Between 1959 and 1962 Reid’s recording output was buffeted by the likes of Derrick Morgan and The Jiving Juniors with Derrick Harriott who did a tune called Lollipop Girl. During that time, however, the R&B-styled shuffle grooves of the late ’50s were giving way to the syncopated Ska sound. At the same time, records (initially thought of as the exclusive property of the sound system they were cut for) became increasingly profitable once they were offered for sale to the general public. Reid, who had previously approached records as a secondary enterprise, recognized this and shifted his focus to make them his top priority. Reid initially resisted the Ska as it overtook the R&B and Shuffle beats and as a result minimized the gains that Treasure Isle made from Ska. As a result, Ska became the preserve of Coxsone at Studio One.
Nevertheless, between 1962-1965, Reid’s Treasure Isle label issued several Ska hits by the likes of The Skatalites, Stranger Cole “When you call My Name”, Justin Hinds & the Dominoes with “Carry Go Bring Come”, the Techniques among others. By 1966 however, the beat of the music had begun to slow down. Alton Ellis shifted to Duke Reid’s Treasure Isle outfit and by 1967 with Tommy McCook and the Supersonics as the labels backing band Duke Reid produced a string of hits including “Dance Crasher” and the genre’s signature tune “Rock Steady.” Where Dodd’s Studio One held a stranglehold on the “Ska” beat, Duke Reid with his Treasure Isle and Trojan (export) labels was the “Master” at Rock-Steady. Reid had artistes the likes of The Paragons with his such as “On the Beach” and “Wear You to the Ball”, Phyllis Dillon “Don’t Touch my Tomato”, The Melodians with hits like “You Have Caught Me” and “Expo 67,.” Other artistes that graced Duke Reid’s studio included The Ethiopians, The Jamaicans, Justin Hines and the Dominoes among a host of others.
As the 1960s rolled towards closing, Rock-Steady started to fade and Rastafarian roots reggae began to take over, Reid found himself in a quandary: the new music wasn’t at all to his taste, particularly the social-protest lyrics and that stance increasingly made him seem part of a musical old guard whose time had passed. Fate would intervene in the Duke’s fortunes in the form of Ewart Beckford known on the Sound system circuit as U-Roy and noted for his stylized toasting on the instrumental sides of record selections. U-Roy would be introduced to the Duke by John Holt of the Paragons fame in 1970. Reid immediately set about recording U-Roy on the instrumentals of several hit Rock-Steady tunes. The results were wildly popular and at one point, four of U-Roy’s early singles hit the Jamaican Top Five all at once. Reid continued to record U-Roy through the early ’70s, plundering his substantial back catalog for material, and also released records by other early DJs, most notably Dennis Alcapone. Unfortunately, Reid fell seriously ill in 1974; and after suffering for the better part of a year, he passed away from cancer in 1975.

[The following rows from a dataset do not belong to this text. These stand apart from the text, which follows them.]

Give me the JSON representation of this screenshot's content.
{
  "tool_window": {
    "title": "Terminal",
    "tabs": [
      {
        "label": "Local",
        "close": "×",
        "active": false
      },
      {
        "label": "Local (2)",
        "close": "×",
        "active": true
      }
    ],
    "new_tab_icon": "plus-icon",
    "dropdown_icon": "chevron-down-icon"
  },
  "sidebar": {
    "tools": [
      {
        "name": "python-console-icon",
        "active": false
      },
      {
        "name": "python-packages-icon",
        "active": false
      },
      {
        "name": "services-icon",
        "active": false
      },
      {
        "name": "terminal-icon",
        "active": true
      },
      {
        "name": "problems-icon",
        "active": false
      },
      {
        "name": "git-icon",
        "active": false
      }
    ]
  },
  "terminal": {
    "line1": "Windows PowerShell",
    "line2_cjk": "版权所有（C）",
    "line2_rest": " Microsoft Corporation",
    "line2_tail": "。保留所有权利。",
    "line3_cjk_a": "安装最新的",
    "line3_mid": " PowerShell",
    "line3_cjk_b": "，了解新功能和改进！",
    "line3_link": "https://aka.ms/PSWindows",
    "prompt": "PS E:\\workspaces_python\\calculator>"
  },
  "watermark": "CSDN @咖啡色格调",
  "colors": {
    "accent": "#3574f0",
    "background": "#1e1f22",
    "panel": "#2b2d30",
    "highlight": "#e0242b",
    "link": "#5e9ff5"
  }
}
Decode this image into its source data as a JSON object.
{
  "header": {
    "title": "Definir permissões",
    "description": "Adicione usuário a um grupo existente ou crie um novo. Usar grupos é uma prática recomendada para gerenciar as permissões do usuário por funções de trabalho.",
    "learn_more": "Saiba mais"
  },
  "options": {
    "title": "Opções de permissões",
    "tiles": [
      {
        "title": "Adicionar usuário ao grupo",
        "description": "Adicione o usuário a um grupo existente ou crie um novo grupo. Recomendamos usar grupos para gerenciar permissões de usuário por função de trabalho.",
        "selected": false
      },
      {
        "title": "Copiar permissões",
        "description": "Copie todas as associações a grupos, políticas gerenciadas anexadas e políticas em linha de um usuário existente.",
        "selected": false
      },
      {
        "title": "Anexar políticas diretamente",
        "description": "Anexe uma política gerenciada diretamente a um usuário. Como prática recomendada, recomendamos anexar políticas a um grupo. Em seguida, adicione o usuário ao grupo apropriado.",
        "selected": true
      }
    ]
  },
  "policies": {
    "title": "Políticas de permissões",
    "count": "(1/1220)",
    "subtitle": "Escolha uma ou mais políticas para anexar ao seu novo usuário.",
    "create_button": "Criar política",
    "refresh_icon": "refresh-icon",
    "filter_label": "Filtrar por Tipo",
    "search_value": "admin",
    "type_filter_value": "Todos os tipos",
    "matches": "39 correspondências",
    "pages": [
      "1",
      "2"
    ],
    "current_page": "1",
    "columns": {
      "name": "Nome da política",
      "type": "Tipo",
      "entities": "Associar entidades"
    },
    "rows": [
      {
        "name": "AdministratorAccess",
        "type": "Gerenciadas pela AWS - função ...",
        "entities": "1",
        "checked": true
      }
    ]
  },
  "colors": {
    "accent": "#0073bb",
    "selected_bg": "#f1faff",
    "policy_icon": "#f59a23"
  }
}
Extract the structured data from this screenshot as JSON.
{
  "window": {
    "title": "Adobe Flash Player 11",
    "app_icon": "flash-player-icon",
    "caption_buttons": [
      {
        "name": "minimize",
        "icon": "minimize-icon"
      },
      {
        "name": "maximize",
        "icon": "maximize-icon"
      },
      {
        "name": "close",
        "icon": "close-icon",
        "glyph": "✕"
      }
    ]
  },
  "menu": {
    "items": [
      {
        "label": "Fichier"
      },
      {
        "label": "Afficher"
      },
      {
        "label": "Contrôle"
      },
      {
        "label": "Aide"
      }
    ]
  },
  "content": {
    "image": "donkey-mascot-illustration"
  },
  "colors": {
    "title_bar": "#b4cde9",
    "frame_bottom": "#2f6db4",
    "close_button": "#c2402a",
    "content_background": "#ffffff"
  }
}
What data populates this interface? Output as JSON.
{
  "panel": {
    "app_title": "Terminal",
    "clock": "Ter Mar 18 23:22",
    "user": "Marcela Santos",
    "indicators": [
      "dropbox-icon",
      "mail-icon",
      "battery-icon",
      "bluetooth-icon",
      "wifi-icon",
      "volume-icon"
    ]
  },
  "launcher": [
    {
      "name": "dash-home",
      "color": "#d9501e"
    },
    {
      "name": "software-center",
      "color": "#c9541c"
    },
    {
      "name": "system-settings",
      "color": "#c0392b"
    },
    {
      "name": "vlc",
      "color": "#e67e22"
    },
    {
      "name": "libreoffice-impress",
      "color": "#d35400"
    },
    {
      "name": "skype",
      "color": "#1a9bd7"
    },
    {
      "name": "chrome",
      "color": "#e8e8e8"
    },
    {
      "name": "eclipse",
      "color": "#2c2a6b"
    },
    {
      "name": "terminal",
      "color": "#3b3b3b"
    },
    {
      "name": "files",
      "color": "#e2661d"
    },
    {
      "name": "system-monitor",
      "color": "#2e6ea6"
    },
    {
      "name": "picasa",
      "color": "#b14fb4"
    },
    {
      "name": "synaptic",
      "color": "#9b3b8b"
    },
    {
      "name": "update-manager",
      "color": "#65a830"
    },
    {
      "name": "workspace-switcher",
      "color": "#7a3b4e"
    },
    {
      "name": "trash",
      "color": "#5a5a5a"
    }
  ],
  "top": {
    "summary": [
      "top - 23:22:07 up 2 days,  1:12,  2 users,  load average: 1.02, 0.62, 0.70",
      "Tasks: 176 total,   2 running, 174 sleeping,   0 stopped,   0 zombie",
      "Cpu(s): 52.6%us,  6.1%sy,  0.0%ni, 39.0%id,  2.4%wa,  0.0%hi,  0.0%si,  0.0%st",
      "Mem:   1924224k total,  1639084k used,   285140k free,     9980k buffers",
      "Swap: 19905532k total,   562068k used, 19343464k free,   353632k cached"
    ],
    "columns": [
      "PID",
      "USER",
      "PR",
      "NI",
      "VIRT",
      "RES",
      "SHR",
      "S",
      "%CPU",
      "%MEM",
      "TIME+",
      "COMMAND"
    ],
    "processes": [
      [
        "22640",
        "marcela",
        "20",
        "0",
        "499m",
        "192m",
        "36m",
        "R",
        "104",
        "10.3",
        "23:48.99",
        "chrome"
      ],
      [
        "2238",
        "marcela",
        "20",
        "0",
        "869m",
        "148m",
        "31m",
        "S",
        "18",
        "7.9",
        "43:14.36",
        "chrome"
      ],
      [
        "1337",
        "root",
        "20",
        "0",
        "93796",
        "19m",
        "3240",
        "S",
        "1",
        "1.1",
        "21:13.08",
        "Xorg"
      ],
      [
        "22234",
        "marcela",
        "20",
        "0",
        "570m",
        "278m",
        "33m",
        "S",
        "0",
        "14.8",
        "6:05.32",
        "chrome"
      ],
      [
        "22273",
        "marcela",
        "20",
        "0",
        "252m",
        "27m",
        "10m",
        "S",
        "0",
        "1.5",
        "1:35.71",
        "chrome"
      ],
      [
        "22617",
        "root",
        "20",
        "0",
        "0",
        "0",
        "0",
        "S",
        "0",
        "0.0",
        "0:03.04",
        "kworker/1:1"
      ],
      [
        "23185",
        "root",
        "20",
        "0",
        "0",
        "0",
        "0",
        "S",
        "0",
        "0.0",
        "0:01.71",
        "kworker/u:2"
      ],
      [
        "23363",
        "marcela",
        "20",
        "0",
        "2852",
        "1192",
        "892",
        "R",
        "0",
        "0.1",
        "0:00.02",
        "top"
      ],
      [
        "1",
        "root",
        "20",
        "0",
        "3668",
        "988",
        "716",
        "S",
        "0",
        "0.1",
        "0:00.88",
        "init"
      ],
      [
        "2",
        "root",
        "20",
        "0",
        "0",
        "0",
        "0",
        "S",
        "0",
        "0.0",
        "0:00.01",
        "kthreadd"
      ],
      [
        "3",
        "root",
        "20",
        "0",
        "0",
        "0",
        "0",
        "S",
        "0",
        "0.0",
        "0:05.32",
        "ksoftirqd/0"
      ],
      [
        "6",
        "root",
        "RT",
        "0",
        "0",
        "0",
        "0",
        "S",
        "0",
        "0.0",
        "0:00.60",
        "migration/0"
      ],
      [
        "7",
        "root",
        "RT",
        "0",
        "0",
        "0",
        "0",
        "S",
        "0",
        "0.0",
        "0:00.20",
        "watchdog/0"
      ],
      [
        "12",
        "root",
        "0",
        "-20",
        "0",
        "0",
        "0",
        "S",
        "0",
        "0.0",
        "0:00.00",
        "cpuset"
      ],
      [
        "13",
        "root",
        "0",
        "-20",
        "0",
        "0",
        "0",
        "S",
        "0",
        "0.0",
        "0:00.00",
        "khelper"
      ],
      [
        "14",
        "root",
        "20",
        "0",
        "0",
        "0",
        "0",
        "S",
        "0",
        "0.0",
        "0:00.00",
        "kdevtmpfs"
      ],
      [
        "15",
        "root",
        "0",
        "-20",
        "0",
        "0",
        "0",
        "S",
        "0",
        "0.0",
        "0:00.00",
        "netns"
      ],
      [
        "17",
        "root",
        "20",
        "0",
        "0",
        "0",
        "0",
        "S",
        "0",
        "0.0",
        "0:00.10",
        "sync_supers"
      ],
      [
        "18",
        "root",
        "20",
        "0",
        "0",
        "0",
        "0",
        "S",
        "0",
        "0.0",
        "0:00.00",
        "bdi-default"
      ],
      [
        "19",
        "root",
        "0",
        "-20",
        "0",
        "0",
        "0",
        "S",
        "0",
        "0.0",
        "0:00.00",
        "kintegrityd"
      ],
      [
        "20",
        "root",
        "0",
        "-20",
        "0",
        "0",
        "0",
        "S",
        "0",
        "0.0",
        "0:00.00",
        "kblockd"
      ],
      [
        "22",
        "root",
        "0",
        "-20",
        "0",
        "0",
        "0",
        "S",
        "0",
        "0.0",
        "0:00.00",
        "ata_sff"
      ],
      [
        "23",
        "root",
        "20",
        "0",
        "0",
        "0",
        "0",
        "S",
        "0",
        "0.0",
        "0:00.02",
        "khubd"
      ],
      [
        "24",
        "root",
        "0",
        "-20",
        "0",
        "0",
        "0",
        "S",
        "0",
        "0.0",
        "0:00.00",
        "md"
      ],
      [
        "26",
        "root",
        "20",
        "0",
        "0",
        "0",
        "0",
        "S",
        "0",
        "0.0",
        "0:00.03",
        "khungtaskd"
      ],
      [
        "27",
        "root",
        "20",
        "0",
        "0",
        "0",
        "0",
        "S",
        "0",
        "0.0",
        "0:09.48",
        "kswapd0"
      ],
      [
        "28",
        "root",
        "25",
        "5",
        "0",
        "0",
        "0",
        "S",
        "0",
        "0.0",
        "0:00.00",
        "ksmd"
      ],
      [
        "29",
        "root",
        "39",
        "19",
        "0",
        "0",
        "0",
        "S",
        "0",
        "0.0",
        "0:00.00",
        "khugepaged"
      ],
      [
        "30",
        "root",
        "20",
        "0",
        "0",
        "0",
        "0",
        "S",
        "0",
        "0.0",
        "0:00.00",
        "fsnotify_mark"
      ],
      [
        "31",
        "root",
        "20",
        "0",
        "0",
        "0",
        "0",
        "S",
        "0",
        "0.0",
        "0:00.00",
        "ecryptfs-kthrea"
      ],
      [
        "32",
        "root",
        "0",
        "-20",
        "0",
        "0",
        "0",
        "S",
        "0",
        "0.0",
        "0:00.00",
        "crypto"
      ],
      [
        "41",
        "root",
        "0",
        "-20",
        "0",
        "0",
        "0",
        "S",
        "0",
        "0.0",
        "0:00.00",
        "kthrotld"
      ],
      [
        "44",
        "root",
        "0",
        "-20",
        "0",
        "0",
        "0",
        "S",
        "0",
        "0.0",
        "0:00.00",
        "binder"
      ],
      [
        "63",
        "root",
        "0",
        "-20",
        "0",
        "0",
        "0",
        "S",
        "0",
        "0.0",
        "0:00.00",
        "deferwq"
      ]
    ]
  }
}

Reid was posthumously accorded the Order of Distinction (Commander Class) by the Government of Jamaica on October 15, 2007.
About the Author
Richard Hugh Blackford is the host of a 2-hour music-driven internet show Sunday Scoops on yaawdmedia.com each Sunday from 2:00 pm – 4:00 pm. The show focuses on Foundation Jamaican Music and takes its audience on a nostalgic but historical musical journey, peeling back the years of Jamaican musical development as the hosts explore the careers of Jamaican artistes. Sunday Scoops provides interviews with personalities, and discussions on Jamaican music and other topical issues. The show is co-hosted by noted DJ Garth Hendricks.